by DMP (not verified) :: Tue, 11/11/2008 - 12:57pm

I would put this question out to all: would you rather your team

a) finish 12-1 or 13-1 with a loss during the season, but a win in the non-championship BCS game;
b) finish 12-1 or 13-1 with a final loss coming in the BCS championship game
c) finish 13-0 or 14-0 with a win in the non-championship BCS game (and forever be able to cry foul, probably treating this as your own championship season within the fan base)

I don't see any Ohio State or Oklahoma fans complaining, but we did see Auburn and Utah fans complain. Would they have rather have a loss?

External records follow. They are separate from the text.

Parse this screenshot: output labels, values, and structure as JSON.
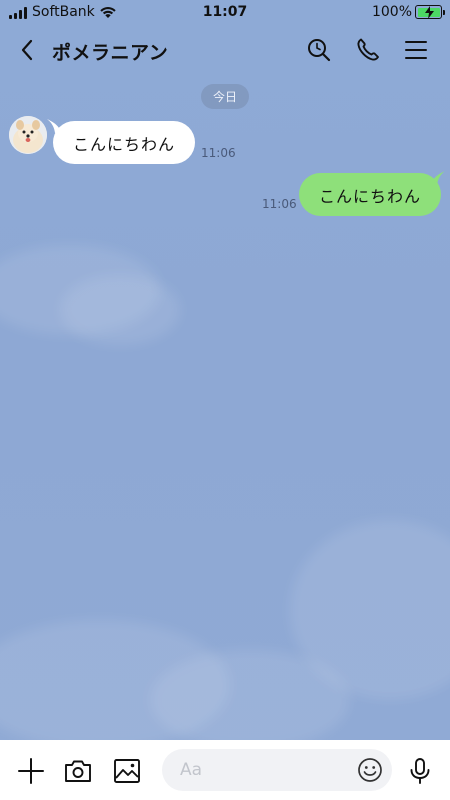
{
  "status": {
    "carrier": "SoftBank",
    "time": "11:07",
    "battery": "100%"
  },
  "header": {
    "title": "ポメラニアン",
    "icons": [
      "back-icon",
      "search-icon",
      "phone-icon",
      "menu-icon"
    ]
  },
  "chat": {
    "date_label": "今日",
    "messages": [
      {
        "direction": "incoming",
        "text": "こんにちわん",
        "time": "11:06"
      },
      {
        "direction": "outgoing",
        "text": "こんにちわん",
        "time": "11:06"
      }
    ]
  },
  "input": {
    "placeholder": "Aa",
    "icons": [
      "plus-icon",
      "camera-icon",
      "image-icon",
      "emoji-icon",
      "microphone-icon"
    ]
  },
  "colors": {
    "background": "#8fa9d4",
    "outgoing_bubble": "#8ee07a",
    "incoming_bubble": "#ffffff"
  }
}
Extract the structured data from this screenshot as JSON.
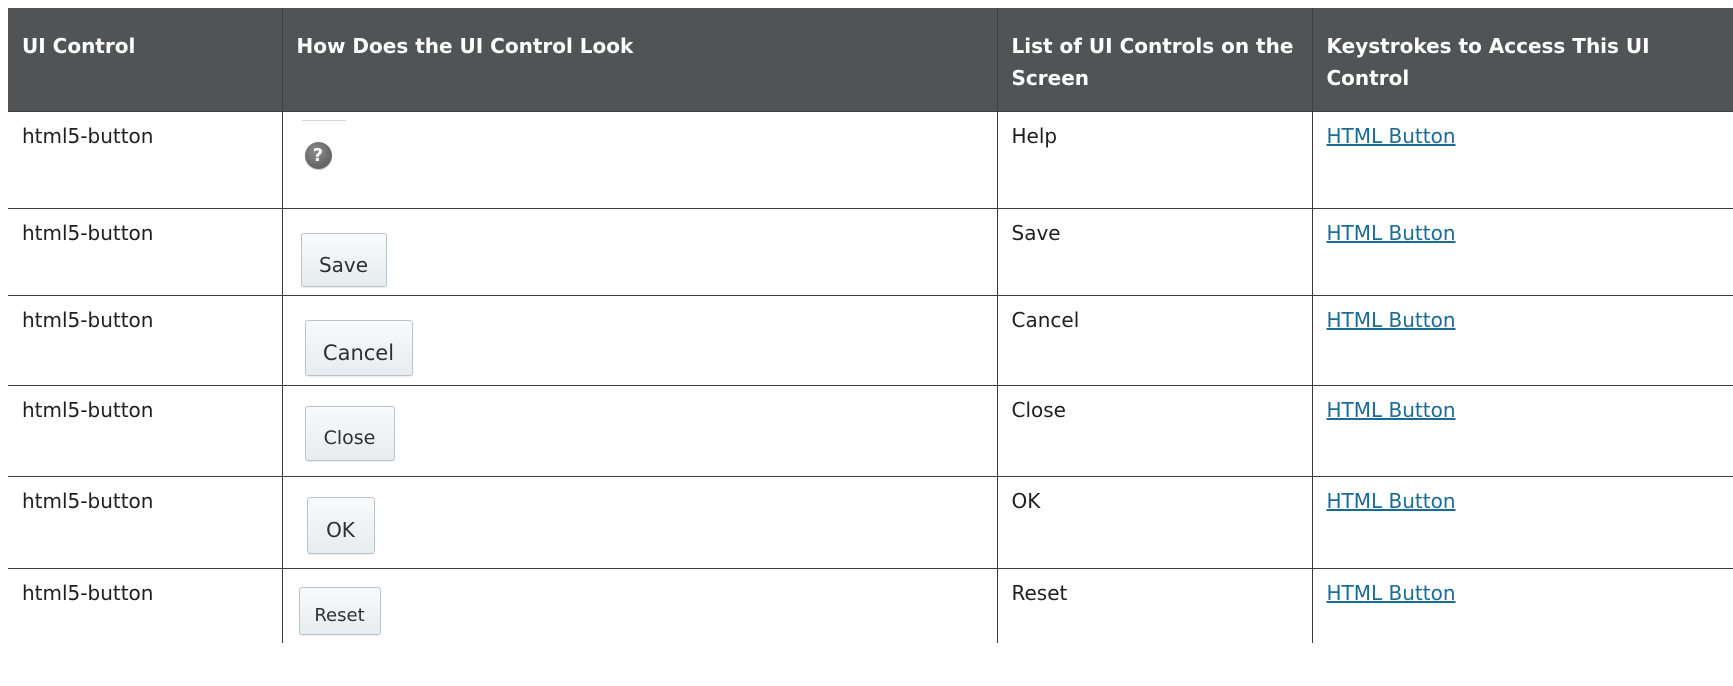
{
  "table": {
    "headers": [
      "UI Control",
      "How Does the UI Control Look",
      "List of UI Controls on the Screen",
      "Keystrokes to Access This UI Control"
    ],
    "rows": [
      {
        "control": "html5-button",
        "look_icon": "help-icon",
        "look_glyph": "?",
        "name": "Help",
        "keystrokes": "HTML Button"
      },
      {
        "control": "html5-button",
        "look_button_label": "Save",
        "name": "Save",
        "keystrokes": "HTML Button"
      },
      {
        "control": "html5-button",
        "look_button_label": "Cancel",
        "name": "Cancel",
        "keystrokes": "HTML Button"
      },
      {
        "control": "html5-button",
        "look_button_label": "Close",
        "name": "Close",
        "keystrokes": "HTML Button"
      },
      {
        "control": "html5-button",
        "look_button_label": "OK",
        "name": "OK",
        "keystrokes": "HTML Button"
      },
      {
        "control": "html5-button",
        "look_button_label": "Reset",
        "name": "Reset",
        "keystrokes": "HTML Button"
      }
    ]
  },
  "colors": {
    "header_bg": "#525355",
    "header_text": "#ffffff",
    "link": "#1b6b97",
    "body_text": "#1f1f1f"
  }
}
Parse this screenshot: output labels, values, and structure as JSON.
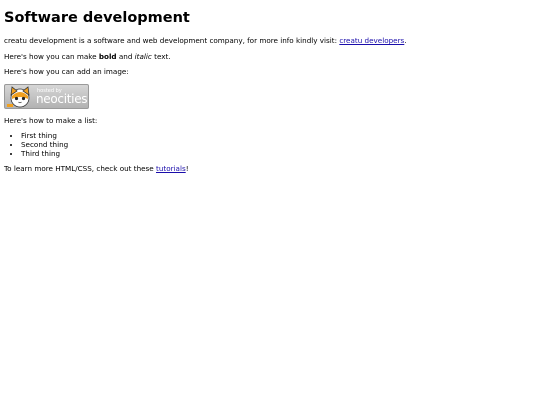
{
  "title": "Software development",
  "intro": {
    "text": "creatu development is a software and web development company, for more info kindly visit: ",
    "link_text": "creatu developers",
    "suffix": "."
  },
  "formatting": {
    "prefix": "Here's how you can make ",
    "bold": "bold",
    "middle": " and ",
    "italic": "italic",
    "suffix": " text."
  },
  "image_intro": "Here's how you can add an image:",
  "badge": {
    "hosted_text": "hosted by",
    "brand_text": "neocities",
    "icon": "neocities-cat-icon"
  },
  "list_intro": "Here's how to make a list:",
  "list_items": [
    "First thing",
    "Second thing",
    "Third thing"
  ],
  "outro": {
    "prefix": "To learn more HTML/CSS, check out these ",
    "link_text": "tutorials",
    "suffix": "!"
  },
  "colors": {
    "link": "#1a0dab",
    "text": "#000000"
  }
}
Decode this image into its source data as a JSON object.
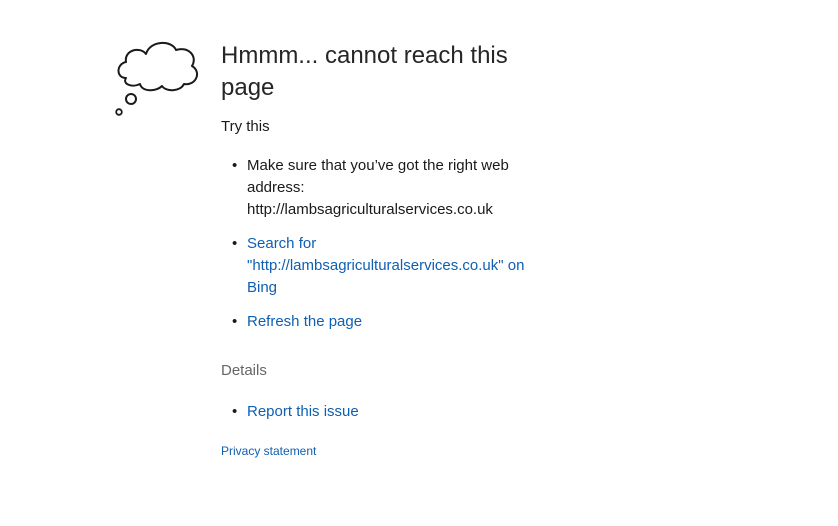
{
  "error": {
    "heading": "Hmmm... cannot reach this page",
    "try_this": "Try this",
    "suggestions": [
      {
        "text": "Make sure that you’ve got the right web address: http://lambsagriculturalservices.co.uk"
      },
      {
        "link": "Search for \"http://lambsagriculturalservices.co.uk\" on Bing"
      },
      {
        "link": "Refresh the page"
      }
    ],
    "details_label": "Details",
    "report_link": "Report this issue",
    "privacy_link": "Privacy statement"
  },
  "colors": {
    "link": "#0f5fb3",
    "text": "#1a1a1a",
    "muted": "#666666"
  },
  "icons": {
    "illustration": "thought-bubble-icon",
    "bullet": "bullet-dot"
  }
}
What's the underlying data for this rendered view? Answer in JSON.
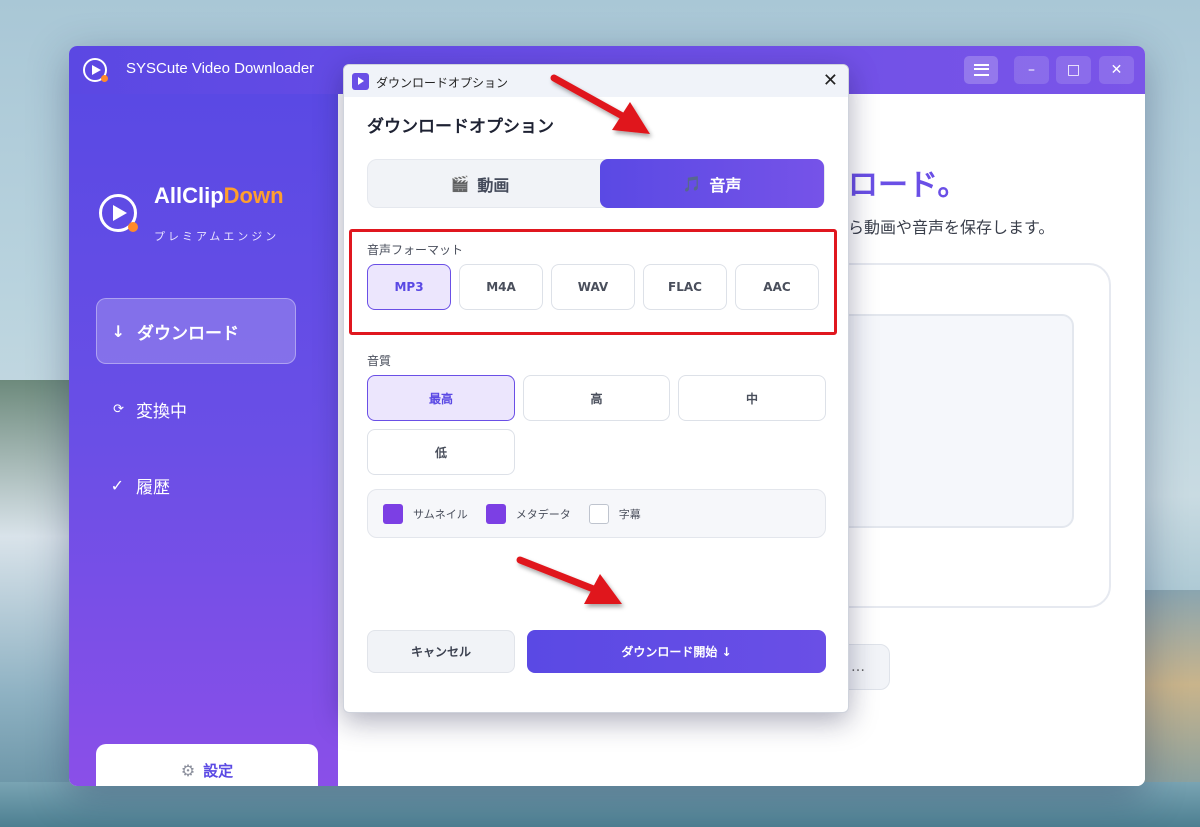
{
  "window": {
    "title": "SYSCute Video Downloader"
  },
  "brand": {
    "name_part1": "AllClip",
    "name_part2": "Down",
    "subtitle": "プレミアムエンジン"
  },
  "sidebar": {
    "items": [
      {
        "icon": "↓",
        "label": "ダウンロード"
      },
      {
        "icon": "⟳",
        "label": "変換中"
      },
      {
        "icon": "✓",
        "label": "履歴"
      }
    ],
    "settings_label": "設定"
  },
  "main": {
    "heading_fragment": "ロード。",
    "desc_fragment": "ら動画や音声を保存します。",
    "button_fragment": "…"
  },
  "dialog": {
    "window_title": "ダウンロードオプション",
    "heading": "ダウンロードオプション",
    "tabs": {
      "video": "動画",
      "audio": "音声"
    },
    "format_label": "音声フォーマット",
    "formats": [
      "MP3",
      "M4A",
      "WAV",
      "FLAC",
      "AAC"
    ],
    "selected_format": "MP3",
    "quality_label": "音質",
    "qualities": [
      "最高",
      "高",
      "中",
      "低"
    ],
    "selected_quality": "最高",
    "checks": [
      {
        "label": "サムネイル",
        "checked": true
      },
      {
        "label": "メタデータ",
        "checked": true
      },
      {
        "label": "字幕",
        "checked": false
      }
    ],
    "cancel_label": "キャンセル",
    "start_label": "ダウンロード開始 ↓"
  },
  "colors": {
    "accent": "#6a4fe6",
    "brand_orange": "#ff9f2e",
    "annotation_red": "#e0171f"
  }
}
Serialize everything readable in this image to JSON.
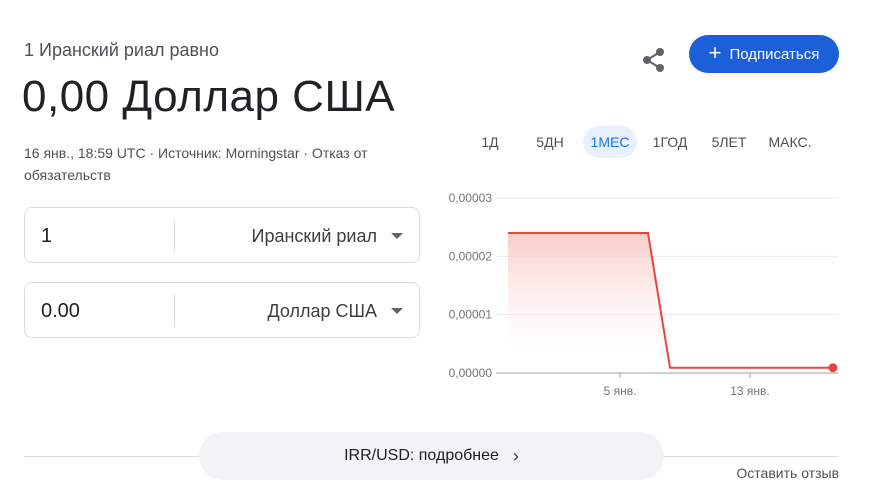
{
  "header": {
    "subtitle": "1 Иранский риал равно",
    "amount": "0,00 Доллар США",
    "meta_line1": "16 янв., 18:59 UTC · Источник: Morningstar · Отказ от",
    "meta_line2": "обязательств"
  },
  "actions": {
    "share_icon": "share-icon",
    "subscribe_label": "Подписаться"
  },
  "converter": {
    "from": {
      "value": "1",
      "currency": "Иранский риал"
    },
    "to": {
      "value": "0.00",
      "currency": "Доллар США"
    }
  },
  "tabs": [
    "1Д",
    "5ДН",
    "1МЕС",
    "1ГОД",
    "5ЛЕТ",
    "МАКС."
  ],
  "active_tab": "1МЕС",
  "chart_data": {
    "type": "area",
    "y_ticks": [
      "0,00003",
      "0,00002",
      "0,00001",
      "0,00000"
    ],
    "x_ticks": [
      "5 янв.",
      "13 янв."
    ],
    "ylim": [
      0,
      3e-05
    ],
    "x": [
      "28 дек.",
      "5 янв.",
      "6 янв.",
      "13 янв.",
      "16 янв."
    ],
    "values": [
      2.4e-05,
      2.4e-05,
      9e-07,
      9e-07,
      9e-07
    ],
    "grid": true,
    "colors": {
      "line": "#e8453c",
      "fill": "#f7c6c3"
    }
  },
  "footer": {
    "more_label": "IRR/USD: подробнее",
    "feedback": "Оставить отзыв"
  },
  "colors": {
    "accent": "#1b5fd9",
    "tab_active": "#1a73e8"
  }
}
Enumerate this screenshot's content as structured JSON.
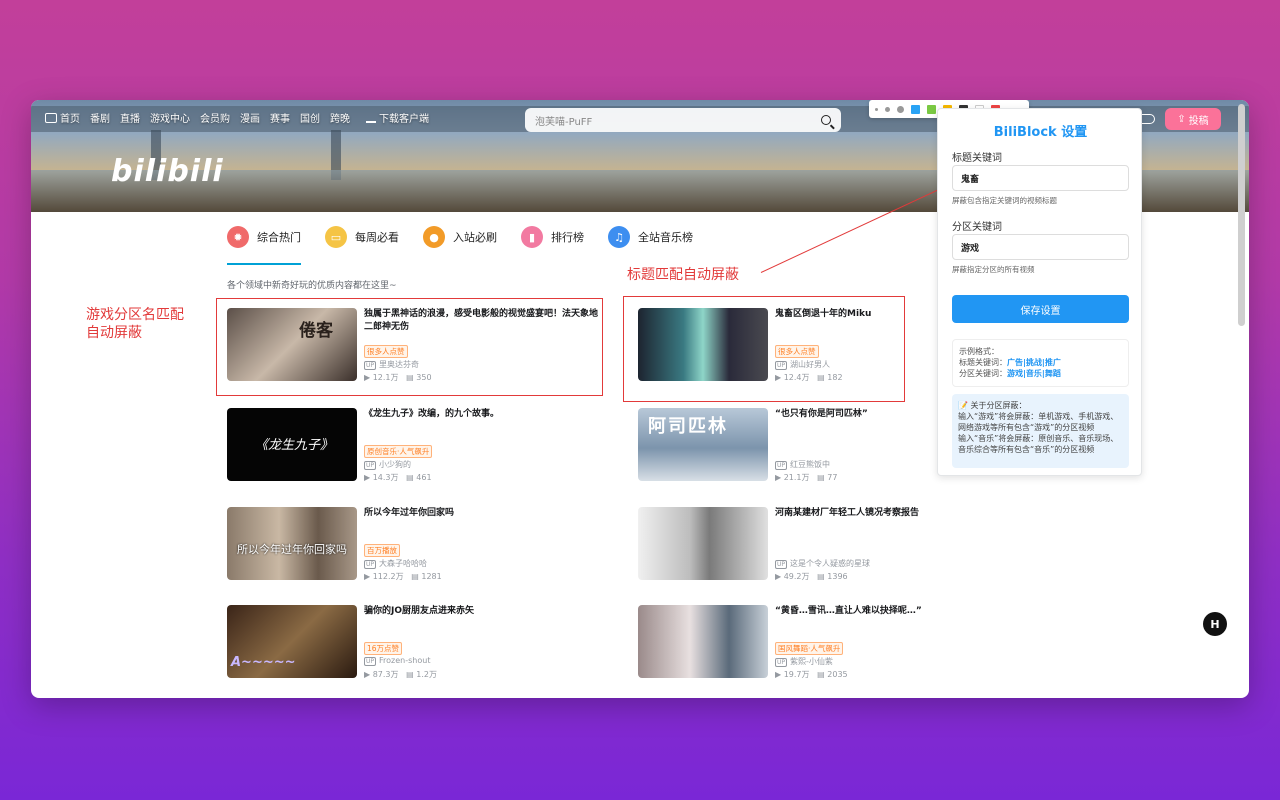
{
  "nav": {
    "home": "首页",
    "items": [
      "番剧",
      "直播",
      "游戏中心",
      "会员购",
      "漫画",
      "赛事",
      "国创",
      "跨晚"
    ],
    "download": "下载客户端",
    "search_placeholder": "泡芙喵-PuFF",
    "upload": "投稿",
    "logo": "bilibili"
  },
  "tabs": [
    {
      "label": "综合热门",
      "color": "#f06a6a",
      "icon": "flame-icon"
    },
    {
      "label": "每周必看",
      "color": "#f5c445",
      "icon": "calendar-icon"
    },
    {
      "label": "入站必刷",
      "color": "#f29b28",
      "icon": "medal-icon"
    },
    {
      "label": "排行榜",
      "color": "#f27aa1",
      "icon": "ranking-icon"
    },
    {
      "label": "全站音乐榜",
      "color": "#3d8ef0",
      "icon": "headphones-icon"
    }
  ],
  "subtitle": "各个领域中新奇好玩的优质内容都在这里~",
  "videos": [
    {
      "title": "独属于黑神话的浪漫，感受电影般的视觉盛宴吧！法天象地二郎神无伤",
      "tag": "很多人点赞",
      "uploader": "里奥达芬奇",
      "views": "12.1万",
      "comments": "350"
    },
    {
      "title": "鬼畜区倒退十年的Miku",
      "tag": "很多人点赞",
      "uploader": "湖山好男人",
      "views": "12.4万",
      "comments": "182"
    },
    {
      "title": "《龙生九子》改编，的九个故事。",
      "tag": "原创音乐·人气飙升",
      "uploader": "小少狗的",
      "views": "14.3万",
      "comments": "461"
    },
    {
      "title": "“也只有你是阿司匹林”",
      "tag": "",
      "uploader": "红豆熊饭中",
      "views": "21.1万",
      "comments": "77"
    },
    {
      "title": "所以今年过年你回家吗",
      "tag": "百万播放",
      "uploader": "大森子哈哈哈",
      "views": "112.2万",
      "comments": "1281"
    },
    {
      "title": "河南某建材厂年轻工人镜况考察报告",
      "tag": "",
      "uploader": "这是个令人疑惑的星球",
      "views": "49.2万",
      "comments": "1396"
    },
    {
      "title": "骗你的JO厨朋友点进来赤矢",
      "tag": "16万点赞",
      "uploader": "Frozen-shout",
      "views": "87.3万",
      "comments": "1.2万"
    },
    {
      "title": "“黄昏…雪讯…直让人难以抉择呢…”",
      "tag": "国风舞蹈·人气飙升",
      "uploader": "紫熙-小仙紫",
      "views": "19.7万",
      "comments": "2035"
    }
  ],
  "thumb_texts": {
    "t1": "倦客",
    "t3": "《龙生九子》",
    "t4": "阿司匹林",
    "t5": "所以今年过年你回家吗",
    "t7": "A~~~~~"
  },
  "annotations": {
    "left": "游戏分区名匹配\n自动屏蔽",
    "right": "标题匹配自动屏蔽"
  },
  "panel": {
    "title": "BiliBlock 设置",
    "title_kw_label": "标题关键词",
    "title_kw_value": "鬼畜",
    "title_kw_hint": "屏蔽包含指定关键词的视频标题",
    "section_kw_label": "分区关键词",
    "section_kw_value": "游戏",
    "section_kw_hint": "屏蔽指定分区的所有视频",
    "save": "保存设置",
    "example_head": "示例格式：",
    "example_title_prefix": "标题关键词：",
    "example_title_value": "广告|挑战|推广",
    "example_section_prefix": "分区关键词：",
    "example_section_value": "游戏|音乐|舞蹈",
    "about_head": "📝 关于分区屏蔽：",
    "about_body": "输入“游戏”将会屏蔽：单机游戏、手机游戏、网络游戏等所有包含“游戏”的分区视频\n输入“音乐”将会屏蔽：原创音乐、音乐现场、音乐综合等所有包含“音乐”的分区视频"
  },
  "colors": [
    "#29a3f5",
    "#7ac943",
    "#f5b800",
    "#333333",
    "#ffffff",
    "#ee4444"
  ],
  "fab": "H"
}
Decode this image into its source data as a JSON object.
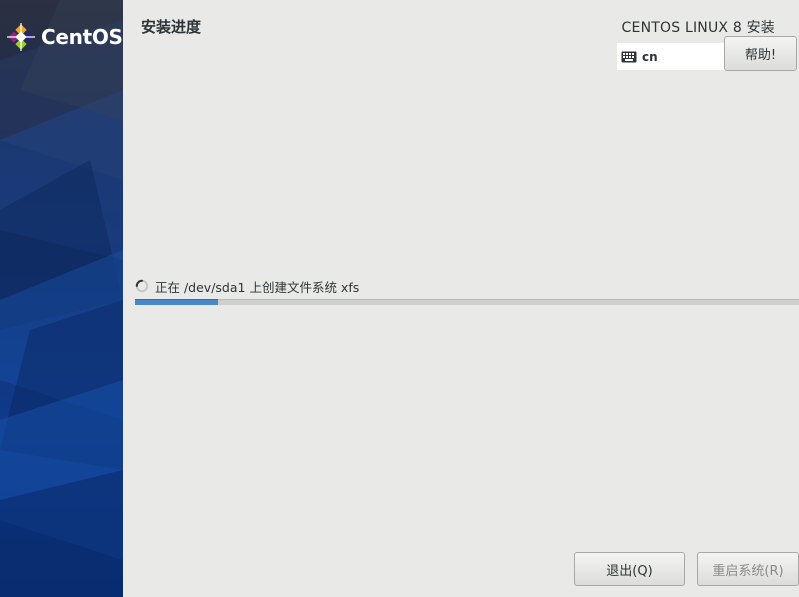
{
  "sidebar": {
    "brand": "CentOS"
  },
  "header": {
    "page_title": "安装进度",
    "product_title": "CENTOS LINUX 8 安装",
    "keyboard_layout": "cn",
    "help_label": "帮助!"
  },
  "progress": {
    "status_text": "正在 /dev/sda1 上创建文件系统 xfs",
    "fraction": 0.125
  },
  "footer": {
    "quit_label": "退出(Q)",
    "reboot_label": "重启系统(R)",
    "reboot_enabled": false
  },
  "colors": {
    "sidebar": "#12306e",
    "progress_fill": "#4a87c9",
    "background": "#e9e9e8"
  }
}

I'll leave out what I think between option (b) and (c). I'd like to know who would take option (a) over the other two.

14
by Greg (not verified) :: Tue, 11/11/2008 - 3:21pm

Oh, we buckeyes complain, but not about being there - about our teams getting blown out.

Its ridiculous to think I'd rather watch my team in some BCS bowl OTHER than the national title game, for fear of losing. Fear of losing and looking bad? I got numb to that in High School.

I also think its ridiculous to punish anyone from 2008 for what their conference did in 2007. Or 2006. Or 05, etc... Each year is independent of the previous, especially in college football, where the talent is turned over constantly...

12
by mrh :: Tue, 11/11/2008 - 1:59pm

Assuming for a moment that OU beats TT and TX gets the tiebreaker and wins the B12 and thae OSU (West Coast edition) loses and USC gets the PAC10 bid, then we might have TX, USC, Penn St, the Big East and the ACC champs in the BCS mix. Assume FL and AL split the SEC bid and an at large bid and OK gets another at large bid. Utah and Boise St go unbeaten.

Why would a bowl NOT take OU vs Boise St? I understand the ticket sales issue and what hard core college football fans might prefer. But I suspect an OU-Boise St rematch would attract far more TV viewers than just about any other matchup on offer - my data set being 1, me, a casual follower of the college game who probably will watch very few bowl games except the championship. But I'd tune in for an OU-Boise St rematch.

15
by DangerGnat :: Tue, 11/11/2008 - 4:13pm

I'm surprised by the general level of disbelief in Texas Tech. The comments here, and writers around the country, seem to be talking about the 3-way tie scenario as if it's a certainty, or at least more likely than Tech winning out. As an Oklahoma fan, I'd like nothing more than to see the Sooners somehow make it to the title game, but NO ONE has stopped, or even slowed down Tech's offense. And Oklahoma's strength this year is definitely not on the defensive side of the ball. Realistically, I think Tech has a very good chance of beating OU, even with the game in Norman.

16
by Unverified Telamon (not verified) :: Tue, 11/11/2008 - 4:27pm

I think the issue here is that if Tech wins out, they go to the championship game. End of discussion.

For columnists, it takes a lot more than that to reach quotas.

20
by Kevin Eleven :: Tue, 11/11/2008 - 10:11pm

Well put.

I actually enjoy columnists putting up "what if?" scenarios, but I hate it when they basically say "if X, Y, Z, A and B happen no one will know what two teams to put in and HA HA HA this proves my whole point that we need a playoff and didn't I write this exact column last year and the year before yes I did but let's not talk about that".

Anyway, with Penn State's loss we've eliminated the chance of someone allegedly getting "screwed". No matter who the third best team is- the last one left out of the BCS Championship Game- that team controlled it's own destiny.

17
by Deadball (not verified) :: Tue, 11/11/2008 - 4:43pm

I don't take it as a lack of faith in Tech, so much. It's just that they have to run a gauntlet that could make even a great team stumble.

21
by Kibbles :: Sat, 11/15/2008 - 8:24am

The Las Vegas Sports Consultants think Oklahoma is a better team than Tech, and the game is in Oklahoma. I don't think it's that surprising that a lot of people think Oklahoma will win it.

I won't be surprised of Tech wins, but I do think Oklahoma is a deserved favorite.